### Requirement
Copy nothing but the text: repeat each entry exactly and drop the images.

>>>>>

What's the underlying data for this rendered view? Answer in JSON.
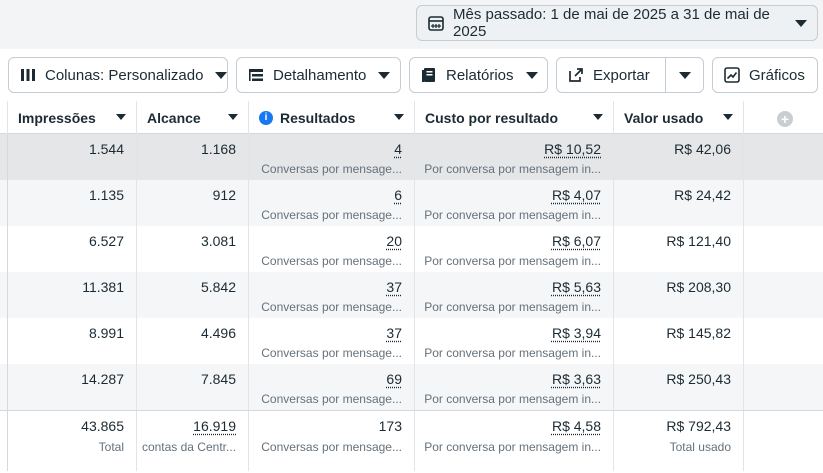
{
  "date_picker": {
    "label": "Mês passado: 1 de mai de 2025 a 31 de mai de 2025"
  },
  "toolbar": {
    "columns_label": "Colunas: Personalizado",
    "breakdown_label": "Detalhamento",
    "reports_label": "Relatórios",
    "export_label": "Exportar",
    "charts_label": "Gráficos"
  },
  "table": {
    "headers": {
      "impressions": "Impressões",
      "reach": "Alcance",
      "results": "Resultados",
      "cost_per_result": "Custo por resultado",
      "amount_spent": "Valor usado"
    },
    "rows": [
      {
        "impressions": "1.544",
        "reach": "1.168",
        "results": "4",
        "results_sub": "Conversas por mensage...",
        "cost": "R$ 10,52",
        "cost_sub": "Por conversa por mensagem in...",
        "spent": "R$ 42,06"
      },
      {
        "impressions": "1.135",
        "reach": "912",
        "results": "6",
        "results_sub": "Conversas por mensage...",
        "cost": "R$ 4,07",
        "cost_sub": "Por conversa por mensagem in...",
        "spent": "R$ 24,42"
      },
      {
        "impressions": "6.527",
        "reach": "3.081",
        "results": "20",
        "results_sub": "Conversas por mensage...",
        "cost": "R$ 6,07",
        "cost_sub": "Por conversa por mensagem in...",
        "spent": "R$ 121,40"
      },
      {
        "impressions": "11.381",
        "reach": "5.842",
        "results": "37",
        "results_sub": "Conversas por mensage...",
        "cost": "R$ 5,63",
        "cost_sub": "Por conversa por mensagem in...",
        "spent": "R$ 208,30"
      },
      {
        "impressions": "8.991",
        "reach": "4.496",
        "results": "37",
        "results_sub": "Conversas por mensage...",
        "cost": "R$ 3,94",
        "cost_sub": "Por conversa por mensagem in...",
        "spent": "R$ 145,82"
      },
      {
        "impressions": "14.287",
        "reach": "7.845",
        "results": "69",
        "results_sub": "Conversas por mensage...",
        "cost": "R$ 3,63",
        "cost_sub": "Por conversa por mensagem in...",
        "spent": "R$ 250,43"
      }
    ],
    "total": {
      "impressions": "43.865",
      "impressions_sub": "Total",
      "reach": "16.919",
      "reach_sub": "contas da Centr...",
      "results": "173",
      "results_sub": "Conversas por mensage...",
      "cost": "R$ 4,58",
      "cost_sub": "Por conversa por mensagem in...",
      "spent": "R$ 792,43",
      "spent_sub": "Total usado"
    }
  },
  "colors": {
    "accent": "#1877f2",
    "border": "#c5ccd3",
    "highlight_row": "#e4e6e8"
  }
}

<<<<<

### Answer to the problem
What's the underlying data for this rendered view? Answer in JSON.
{
  "date_picker": {
    "label": "Mês passado: 1 de mai de 2025 a 31 de mai de 2025"
  },
  "toolbar": {
    "columns_label": "Colunas: Personalizado",
    "breakdown_label": "Detalhamento",
    "reports_label": "Relatórios",
    "export_label": "Exportar",
    "charts_label": "Gráficos"
  },
  "table": {
    "headers": {
      "impressions": "Impressões",
      "reach": "Alcance",
      "results": "Resultados",
      "cost_per_result": "Custo por resultado",
      "amount_spent": "Valor usado"
    },
    "rows": [
      {
        "impressions": "1.544",
        "reach": "1.168",
        "results": "4",
        "results_sub": "Conversas por mensage...",
        "cost": "R$ 10,52",
        "cost_sub": "Por conversa por mensagem in...",
        "spent": "R$ 42,06"
      },
      {
        "impressions": "1.135",
        "reach": "912",
        "results": "6",
        "results_sub": "Conversas por mensage...",
        "cost": "R$ 4,07",
        "cost_sub": "Por conversa por mensagem in...",
        "spent": "R$ 24,42"
      },
      {
        "impressions": "6.527",
        "reach": "3.081",
        "results": "20",
        "results_sub": "Conversas por mensage...",
        "cost": "R$ 6,07",
        "cost_sub": "Por conversa por mensagem in...",
        "spent": "R$ 121,40"
      },
      {
        "impressions": "11.381",
        "reach": "5.842",
        "results": "37",
        "results_sub": "Conversas por mensage...",
        "cost": "R$ 5,63",
        "cost_sub": "Por conversa por mensagem in...",
        "spent": "R$ 208,30"
      },
      {
        "impressions": "8.991",
        "reach": "4.496",
        "results": "37",
        "results_sub": "Conversas por mensage...",
        "cost": "R$ 3,94",
        "cost_sub": "Por conversa por mensagem in...",
        "spent": "R$ 145,82"
      },
      {
        "impressions": "14.287",
        "reach": "7.845",
        "results": "69",
        "results_sub": "Conversas por mensage...",
        "cost": "R$ 3,63",
        "cost_sub": "Por conversa por mensagem in...",
        "spent": "R$ 250,43"
      }
    ],
    "total": {
      "impressions": "43.865",
      "impressions_sub": "Total",
      "reach": "16.919",
      "reach_sub": "contas da Centr...",
      "results": "173",
      "results_sub": "Conversas por mensage...",
      "cost": "R$ 4,58",
      "cost_sub": "Por conversa por mensagem in...",
      "spent": "R$ 792,43",
      "spent_sub": "Total usado"
    }
  },
  "colors": {
    "accent": "#1877f2",
    "border": "#c5ccd3",
    "highlight_row": "#e4e6e8"
  }
}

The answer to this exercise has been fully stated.